Every entry should be given again exactly, with nothing dropped.

Records provided START

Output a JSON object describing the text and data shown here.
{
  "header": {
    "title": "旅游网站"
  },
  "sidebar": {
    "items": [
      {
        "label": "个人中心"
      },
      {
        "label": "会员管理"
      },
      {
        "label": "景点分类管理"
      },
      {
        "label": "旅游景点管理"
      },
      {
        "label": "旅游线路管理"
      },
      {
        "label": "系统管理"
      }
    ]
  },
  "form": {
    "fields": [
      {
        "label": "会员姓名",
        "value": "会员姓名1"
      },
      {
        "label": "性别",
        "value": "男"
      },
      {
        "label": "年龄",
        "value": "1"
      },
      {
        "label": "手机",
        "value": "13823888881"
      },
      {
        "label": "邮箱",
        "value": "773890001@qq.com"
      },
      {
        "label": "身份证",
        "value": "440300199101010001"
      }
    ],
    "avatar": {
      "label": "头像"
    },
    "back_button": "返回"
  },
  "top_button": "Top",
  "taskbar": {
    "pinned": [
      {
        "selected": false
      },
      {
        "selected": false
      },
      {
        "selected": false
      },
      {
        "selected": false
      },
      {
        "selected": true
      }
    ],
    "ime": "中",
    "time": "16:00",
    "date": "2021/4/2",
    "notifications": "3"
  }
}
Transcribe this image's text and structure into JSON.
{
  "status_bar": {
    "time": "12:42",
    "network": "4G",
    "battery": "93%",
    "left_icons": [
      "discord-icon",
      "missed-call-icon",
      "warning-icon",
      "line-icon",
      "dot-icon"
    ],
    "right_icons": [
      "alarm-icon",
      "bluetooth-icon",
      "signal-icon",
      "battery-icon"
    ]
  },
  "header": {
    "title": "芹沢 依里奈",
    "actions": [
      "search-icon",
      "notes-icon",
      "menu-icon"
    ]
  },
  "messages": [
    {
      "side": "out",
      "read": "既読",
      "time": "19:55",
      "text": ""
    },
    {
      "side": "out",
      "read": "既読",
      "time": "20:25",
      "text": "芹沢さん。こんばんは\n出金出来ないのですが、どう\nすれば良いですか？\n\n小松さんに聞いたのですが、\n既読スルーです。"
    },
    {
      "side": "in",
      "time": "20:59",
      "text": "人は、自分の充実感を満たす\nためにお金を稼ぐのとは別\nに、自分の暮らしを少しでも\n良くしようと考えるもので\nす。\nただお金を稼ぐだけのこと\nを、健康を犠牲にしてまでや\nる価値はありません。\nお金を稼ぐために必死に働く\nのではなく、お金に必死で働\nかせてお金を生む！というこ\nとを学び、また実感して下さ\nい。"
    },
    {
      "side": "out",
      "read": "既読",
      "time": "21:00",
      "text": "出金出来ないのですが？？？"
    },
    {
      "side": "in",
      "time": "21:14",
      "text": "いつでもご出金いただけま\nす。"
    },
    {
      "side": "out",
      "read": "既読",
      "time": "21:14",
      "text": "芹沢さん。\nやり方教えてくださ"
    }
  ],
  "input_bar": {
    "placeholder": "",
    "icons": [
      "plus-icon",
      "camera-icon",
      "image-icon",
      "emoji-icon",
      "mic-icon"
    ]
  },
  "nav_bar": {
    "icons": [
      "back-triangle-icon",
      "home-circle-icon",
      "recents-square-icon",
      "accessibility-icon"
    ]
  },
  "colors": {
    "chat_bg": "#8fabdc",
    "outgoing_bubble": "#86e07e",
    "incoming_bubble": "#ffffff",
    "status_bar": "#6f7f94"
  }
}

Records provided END

Problem solution =>
Output a JSON object describing the text and data shown here.
{
  "header": {
    "title": "旅游网站"
  },
  "sidebar": {
    "items": [
      {
        "label": "个人中心"
      },
      {
        "label": "会员管理"
      },
      {
        "label": "景点分类管理"
      },
      {
        "label": "旅游景点管理"
      },
      {
        "label": "旅游线路管理"
      },
      {
        "label": "系统管理"
      }
    ]
  },
  "form": {
    "fields": [
      {
        "label": "会员姓名",
        "value": "会员姓名1"
      },
      {
        "label": "性别",
        "value": "男"
      },
      {
        "label": "年龄",
        "value": "1"
      },
      {
        "label": "手机",
        "value": "13823888881"
      },
      {
        "label": "邮箱",
        "value": "773890001@qq.com"
      },
      {
        "label": "身份证",
        "value": "440300199101010001"
      }
    ],
    "avatar": {
      "label": "头像"
    },
    "back_button": "返回"
  },
  "top_button": "Top",
  "taskbar": {
    "pinned": [
      {
        "selected": false
      },
      {
        "selected": false
      },
      {
        "selected": false
      },
      {
        "selected": false
      },
      {
        "selected": true
      }
    ],
    "ime": "中",
    "time": "16:00",
    "date": "2021/4/2",
    "notifications": "3"
  }
}
Transcribe this image's text and structure into JSON.
{
  "status_bar": {
    "time": "12:42",
    "network": "4G",
    "battery": "93%",
    "left_icons": [
      "discord-icon",
      "missed-call-icon",
      "warning-icon",
      "line-icon",
      "dot-icon"
    ],
    "right_icons": [
      "alarm-icon",
      "bluetooth-icon",
      "signal-icon",
      "battery-icon"
    ]
  },
  "header": {
    "title": "芹沢 依里奈",
    "actions": [
      "search-icon",
      "notes-icon",
      "menu-icon"
    ]
  },
  "messages": [
    {
      "side": "out",
      "read": "既読",
      "time": "19:55",
      "text": ""
    },
    {
      "side": "out",
      "read": "既読",
      "time": "20:25",
      "text": "芹沢さん。こんばんは\n出金出来ないのですが、どう\nすれば良いですか？\n\n小松さんに聞いたのですが、\n既読スルーです。"
    },
    {
      "side": "in",
      "time": "20:59",
      "text": "人は、自分の充実感を満たす\nためにお金を稼ぐのとは別\nに、自分の暮らしを少しでも\n良くしようと考えるもので\nす。\nただお金を稼ぐだけのこと\nを、健康を犠牲にしてまでや\nる価値はありません。\nお金を稼ぐために必死に働く\nのではなく、お金に必死で働\nかせてお金を生む！というこ\nとを学び、また実感して下さ\nい。"
    },
    {
      "side": "out",
      "read": "既読",
      "time": "21:00",
      "text": "出金出来ないのですが？？？"
    },
    {
      "side": "in",
      "time": "21:14",
      "text": "いつでもご出金いただけま\nす。"
    },
    {
      "side": "out",
      "read": "既読",
      "time": "21:14",
      "text": "芹沢さん。\nやり方教えてくださ"
    }
  ],
  "input_bar": {
    "placeholder": "",
    "icons": [
      "plus-icon",
      "camera-icon",
      "image-icon",
      "emoji-icon",
      "mic-icon"
    ]
  },
  "nav_bar": {
    "icons": [
      "back-triangle-icon",
      "home-circle-icon",
      "recents-square-icon",
      "accessibility-icon"
    ]
  },
  "colors": {
    "chat_bg": "#8fabdc",
    "outgoing_bubble": "#86e07e",
    "incoming_bubble": "#ffffff",
    "status_bar": "#6f7f94"
  }
}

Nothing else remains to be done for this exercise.